In this paper we provide a guiding framework for understanding and selecting visual representations in the knowledge management (KM) practice. We build on an interdisciplinary analogy between two connotations of the notion of “scaffolding”: physical scaffolding from an architectural-engineering perspective and scaffolding of the “everyday knowing in practice” from a KM perspective. We classify visual structures for knowledge communication in teams into four types of scaffolds: grounded (corresponding e.g., to perspectives diagrams or dynamic facilitation diagrams), suspended (e.g., negotiation sketches, argument maps), panel (e.g., roadmaps or timelines) and reinforcing (e.g., concept diagrams). The article concludes with a set of recommendations in the form of questions to ask whenever practitioners are choosing visualizations for specific KM needs. Our recommendations aim at providing a framework at a broad-brush level to aid choosing a suitable visualization template depending on the type of KM endeavour.
Alexander, E., Bresciani, S. & Eppler, M. J. (forthcoming). Knowledge Scaffolding Visualizations: a Guiding Framework. Knowledge Management & E-Learning: An International Journal (KM&EL).
February 18, 2015
My book on “Branding Approaches of Start-Up Companies: An Exploratory Analysis of Current Practices in Switzerland” is now available on Amazon.

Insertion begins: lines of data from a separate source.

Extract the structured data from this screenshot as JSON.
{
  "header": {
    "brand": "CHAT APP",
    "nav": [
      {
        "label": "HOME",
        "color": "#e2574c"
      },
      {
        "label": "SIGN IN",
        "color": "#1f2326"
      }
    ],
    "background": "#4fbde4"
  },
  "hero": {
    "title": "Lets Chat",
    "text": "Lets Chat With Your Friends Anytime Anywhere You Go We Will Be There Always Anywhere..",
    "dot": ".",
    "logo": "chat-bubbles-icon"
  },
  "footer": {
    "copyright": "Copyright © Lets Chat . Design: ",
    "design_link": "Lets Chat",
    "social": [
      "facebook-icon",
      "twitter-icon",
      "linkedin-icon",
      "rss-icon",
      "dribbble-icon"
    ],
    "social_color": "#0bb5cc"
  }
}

This book presents the approach to branding activities of the biggest start-up companies of Switzerland. The goal is to analyze the practices and the level of reception of branding concepts by newly created companies. For this purpose, fifteen start-up companies in Switzerland were studied and compared from the branding and corporate communication point of view. Even though a vast literature covers the topic of branding for well-established companies, still very few studies focus on the crucial starting phase of a company. The study took place in 2006 and analyzed the branding activities of fifteen among the largest Swiss start-ups. The companies are analyzed from a branding perspective through interviews, observations, website and logo analysis. Theoretical and practical implications are illustrated, with the aim to extrapolate useful information for entrepreneurs.